Credentials are early access and is actively being developed. Our support for verifiable credentials will continue to evolve and we plan to enable attribute sharing over modern auth technologies like OAuth 2.0 in the near future.
Verifiable Credentials are a digital representation of the physical credentials that we use in the world today. By W3C's own definition:
Verifiable Credentials are a new way to format attributes such that the credential includes a cryptographic proof where other people or institutions have attested to the validity of the attributes. Once this cryptographic attestation exists, holders of these credentials can choose to share them with other entities and services.
We believe Verifiable Credentials are valuable in any ecosystem where data attributes need to be exchanged between 3 independent entities in a trusted manner. Verifiable Credentials Trust Model is built on three pillars—issuers, holders, and verifiers. Together, these three pillars form the Trust Triangle.
Issuers are organizations that are authorized to issue credentials. They attest to the fact that some attributes about a subject is accurate and then issue a credential attesting to that information. They are typically trusted authorities who want to ensure compliance and enforce standards like the DMV or US Government.
A holder is the owner of a credential. They can be individuals or organizations.
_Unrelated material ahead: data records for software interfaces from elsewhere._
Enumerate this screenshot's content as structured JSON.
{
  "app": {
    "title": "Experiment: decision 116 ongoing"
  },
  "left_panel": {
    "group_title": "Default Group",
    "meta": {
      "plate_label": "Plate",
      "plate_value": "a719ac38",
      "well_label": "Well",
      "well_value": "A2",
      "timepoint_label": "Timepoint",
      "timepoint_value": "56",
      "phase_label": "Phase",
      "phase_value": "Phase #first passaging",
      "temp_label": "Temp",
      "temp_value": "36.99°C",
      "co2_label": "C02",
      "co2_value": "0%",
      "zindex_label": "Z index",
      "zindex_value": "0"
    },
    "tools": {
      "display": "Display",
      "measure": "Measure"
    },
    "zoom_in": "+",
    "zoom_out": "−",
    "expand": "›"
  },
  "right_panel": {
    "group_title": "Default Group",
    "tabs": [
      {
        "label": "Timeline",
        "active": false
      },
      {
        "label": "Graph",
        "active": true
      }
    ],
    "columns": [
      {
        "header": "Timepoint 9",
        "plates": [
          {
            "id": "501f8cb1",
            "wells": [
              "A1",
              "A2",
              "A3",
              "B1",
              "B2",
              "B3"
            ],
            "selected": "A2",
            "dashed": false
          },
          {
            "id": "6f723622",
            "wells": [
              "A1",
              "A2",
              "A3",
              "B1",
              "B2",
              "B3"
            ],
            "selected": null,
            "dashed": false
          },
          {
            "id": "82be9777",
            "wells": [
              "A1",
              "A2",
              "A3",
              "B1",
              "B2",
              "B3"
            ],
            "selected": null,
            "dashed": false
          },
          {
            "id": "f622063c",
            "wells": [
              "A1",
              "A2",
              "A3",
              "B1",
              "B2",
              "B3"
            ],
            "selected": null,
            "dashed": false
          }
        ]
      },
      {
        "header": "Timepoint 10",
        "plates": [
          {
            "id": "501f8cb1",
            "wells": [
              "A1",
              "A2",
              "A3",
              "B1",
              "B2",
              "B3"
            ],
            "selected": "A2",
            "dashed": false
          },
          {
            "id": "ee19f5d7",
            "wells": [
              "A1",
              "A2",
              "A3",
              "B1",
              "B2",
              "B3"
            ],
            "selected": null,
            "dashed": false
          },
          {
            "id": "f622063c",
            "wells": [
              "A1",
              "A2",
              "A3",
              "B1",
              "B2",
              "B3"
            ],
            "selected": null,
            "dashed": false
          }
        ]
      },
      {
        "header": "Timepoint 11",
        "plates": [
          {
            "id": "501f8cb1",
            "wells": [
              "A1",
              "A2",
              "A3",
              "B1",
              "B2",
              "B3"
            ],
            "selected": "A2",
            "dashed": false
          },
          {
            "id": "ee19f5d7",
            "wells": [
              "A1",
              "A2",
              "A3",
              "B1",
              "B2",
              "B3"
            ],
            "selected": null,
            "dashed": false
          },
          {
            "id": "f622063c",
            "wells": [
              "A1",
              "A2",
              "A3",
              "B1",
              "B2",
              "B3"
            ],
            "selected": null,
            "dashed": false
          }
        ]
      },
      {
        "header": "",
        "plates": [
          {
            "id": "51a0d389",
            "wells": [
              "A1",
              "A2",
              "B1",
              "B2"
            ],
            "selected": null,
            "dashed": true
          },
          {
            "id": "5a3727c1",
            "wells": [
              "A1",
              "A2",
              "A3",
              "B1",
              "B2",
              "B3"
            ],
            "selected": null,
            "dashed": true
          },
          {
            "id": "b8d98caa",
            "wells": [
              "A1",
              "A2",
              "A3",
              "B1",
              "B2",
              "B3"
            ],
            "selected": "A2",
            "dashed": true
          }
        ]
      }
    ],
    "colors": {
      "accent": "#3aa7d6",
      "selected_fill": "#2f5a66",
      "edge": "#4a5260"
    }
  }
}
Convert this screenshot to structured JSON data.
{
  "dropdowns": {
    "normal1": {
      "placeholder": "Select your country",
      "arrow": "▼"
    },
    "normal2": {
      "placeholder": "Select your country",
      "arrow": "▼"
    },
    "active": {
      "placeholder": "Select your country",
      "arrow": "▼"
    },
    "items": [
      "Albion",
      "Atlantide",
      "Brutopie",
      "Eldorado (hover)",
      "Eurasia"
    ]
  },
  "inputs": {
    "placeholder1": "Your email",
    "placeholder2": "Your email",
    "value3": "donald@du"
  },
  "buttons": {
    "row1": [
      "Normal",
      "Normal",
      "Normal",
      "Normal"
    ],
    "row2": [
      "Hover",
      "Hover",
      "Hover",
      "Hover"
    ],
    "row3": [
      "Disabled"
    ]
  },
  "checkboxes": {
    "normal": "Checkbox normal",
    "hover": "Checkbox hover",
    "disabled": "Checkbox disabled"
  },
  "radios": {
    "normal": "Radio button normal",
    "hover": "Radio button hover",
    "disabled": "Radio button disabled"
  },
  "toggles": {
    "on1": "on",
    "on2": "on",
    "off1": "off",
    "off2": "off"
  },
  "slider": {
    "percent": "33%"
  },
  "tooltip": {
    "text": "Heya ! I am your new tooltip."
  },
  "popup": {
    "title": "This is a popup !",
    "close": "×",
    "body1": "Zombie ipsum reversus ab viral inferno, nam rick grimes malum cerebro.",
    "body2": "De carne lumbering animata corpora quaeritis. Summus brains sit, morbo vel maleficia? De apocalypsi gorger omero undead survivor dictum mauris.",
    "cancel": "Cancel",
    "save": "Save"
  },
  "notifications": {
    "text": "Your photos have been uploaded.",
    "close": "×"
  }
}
They are usually trying to do something, but need some sort of credential to do it. They also need a place to store the credentials they already have and new ones they will acquire.
Verifiers are entities that receive a credential presented to them from a holder, confirm the credential comes from a trusted issuer, and then on the basis of that credential to perform a service or sell a good to the holder.
GlobaliD's SSI platform enables these 3 entities to interact with one another in a secure and trusted way.